Daily currency report
Sterling was scrutinised after a poll showed a growing risk no party will win an outright majority in the upcoming election which created fears as a 'hung' parliament is perceived to be less able to reduce the UK's mounting debt.
The pound sank to a ten month low against the dollar and a three month low against the euro as political unrest and the possibility of further credit easing by the Bank of England totally crucified the currency.
The dollar was strengthened versus a basket of its major rivals as moderating stocks and commodities revived the dollar's safe-haven allure. Nervousness surrounding an expected upcoming British Election and lingering worries about Greece's debt put the dollar in the spot light. Economic releases in the States were mixed including US Personal Income, which rose 0.1 per cent month on month in January and US Personal Spending, which rose by 0.5 per cent.

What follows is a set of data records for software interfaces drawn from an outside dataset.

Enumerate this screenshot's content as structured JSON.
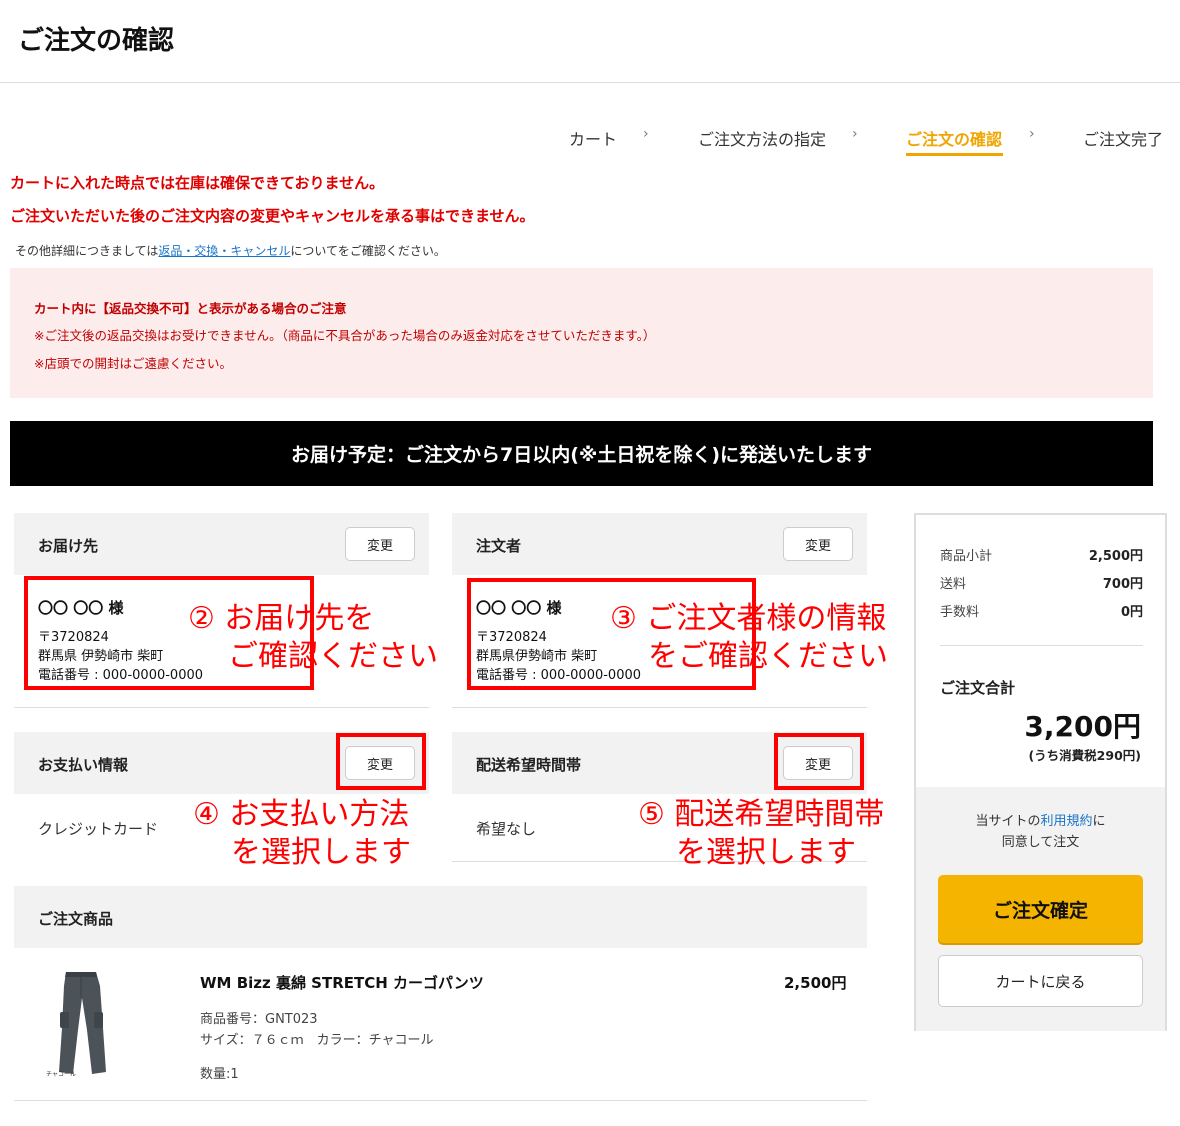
{
  "page": {
    "title": "ご注文の確認"
  },
  "steps": [
    {
      "label": "カート"
    },
    {
      "label": "ご注文方法の指定"
    },
    {
      "label": "ご注文の確認"
    },
    {
      "label": "ご注文完了"
    }
  ],
  "steps_chevron": "›",
  "warnings": [
    "カートに入れた時点では在庫は確保できておりません。",
    "ご注文いただいた後のご注文内容の変更やキャンセルを承る事はできません。"
  ],
  "note": {
    "prefix": "その他詳細につきましては",
    "link": "返品・交換・キャンセル",
    "suffix": "についてをご確認ください。"
  },
  "notice": {
    "heading": "カート内に【返品交換不可】と表示がある場合のご注意",
    "lines": [
      "※ご注文後の返品交換はお受けできません。（商品に不具合があった場合のみ返金対応をさせていただきます。）",
      "※店頭での開封はご遠慮ください。"
    ]
  },
  "shipping_banner": "お届け予定：ご注文から7日以内(※土日祝を除く)に発送いたします",
  "change_label": "変更",
  "delivery": {
    "label": "お届け先",
    "name": "〇〇 〇〇 様",
    "postal": "〒3720824",
    "address": "群馬県 伊勢崎市 柴町",
    "phone": "電話番号 : 000-0000-0000"
  },
  "orderer": {
    "label": "注文者",
    "name": "〇〇 〇〇 様",
    "postal": "〒3720824",
    "address": "群馬県伊勢崎市 柴町",
    "phone": "電話番号 : 000-0000-0000"
  },
  "payment": {
    "label": "お支払い情報",
    "value": "クレジットカード"
  },
  "delivery_time": {
    "label": "配送希望時間帯",
    "value": "希望なし"
  },
  "annotations": {
    "a2": [
      "② お届け先を",
      "ご確認ください"
    ],
    "a3": [
      "③ ご注文者様の情報",
      "をご確認ください"
    ],
    "a4": [
      "④ お支払い方法",
      "を選択します"
    ],
    "a5": [
      "⑤ 配送希望時間帯",
      "を選択します"
    ]
  },
  "products_section": {
    "label": "ご注文商品"
  },
  "product": {
    "name": "WM Bizz 裏綿 STRETCH カーゴパンツ",
    "price": "2,500円",
    "code": "商品番号：GNT023",
    "size_color": "サイズ：７６ｃｍ　カラー：チャコール",
    "qty": "数量:1",
    "image_caption": "チャコール"
  },
  "summary": {
    "rows": [
      {
        "label": "商品小計",
        "value": "2,500円"
      },
      {
        "label": "送料",
        "value": "700円"
      },
      {
        "label": "手数料",
        "value": "0円"
      }
    ],
    "total_label": "ご注文合計",
    "total_value": "3,200円",
    "tax": "(うち消費税290円)",
    "agree_prefix": "当サイトの",
    "agree_link": "利用規約",
    "agree_suffix": "に",
    "agree_line2": "同意して注文",
    "confirm": "ご注文確定",
    "back": "カートに戻る"
  },
  "colors": {
    "accent": "#f0a500",
    "warning": "#e00000",
    "annotation": "#ff0000",
    "confirm": "#f5b400"
  }
}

The euro dropped as a heavy sell-off of the pound spooked currency markets, prompting a knee-jerk drop in the single currency against the dollar. Conflicting headlines out of the eurozone regarding German aid to indebted Greece drove the euro's direction. Even though near-term support to Greece from the EU is on the horizon, its longer term upside should remain severely limited by the prospect for similar scenarios arising in other EU countries such as Italy, Spain, Portugal and Ireland
The yen continued to come under selling pressure despite upbeat jobs data. On the macroeconomic front, Japanese unemployment rate dropped in January to 4.9 per cent from the 5.1 per cent rate in December, against market expectations to remain unchanged. Furthermore, news about merger activities has added to risk appetite, as investors took them as a signal of confidence among big companies.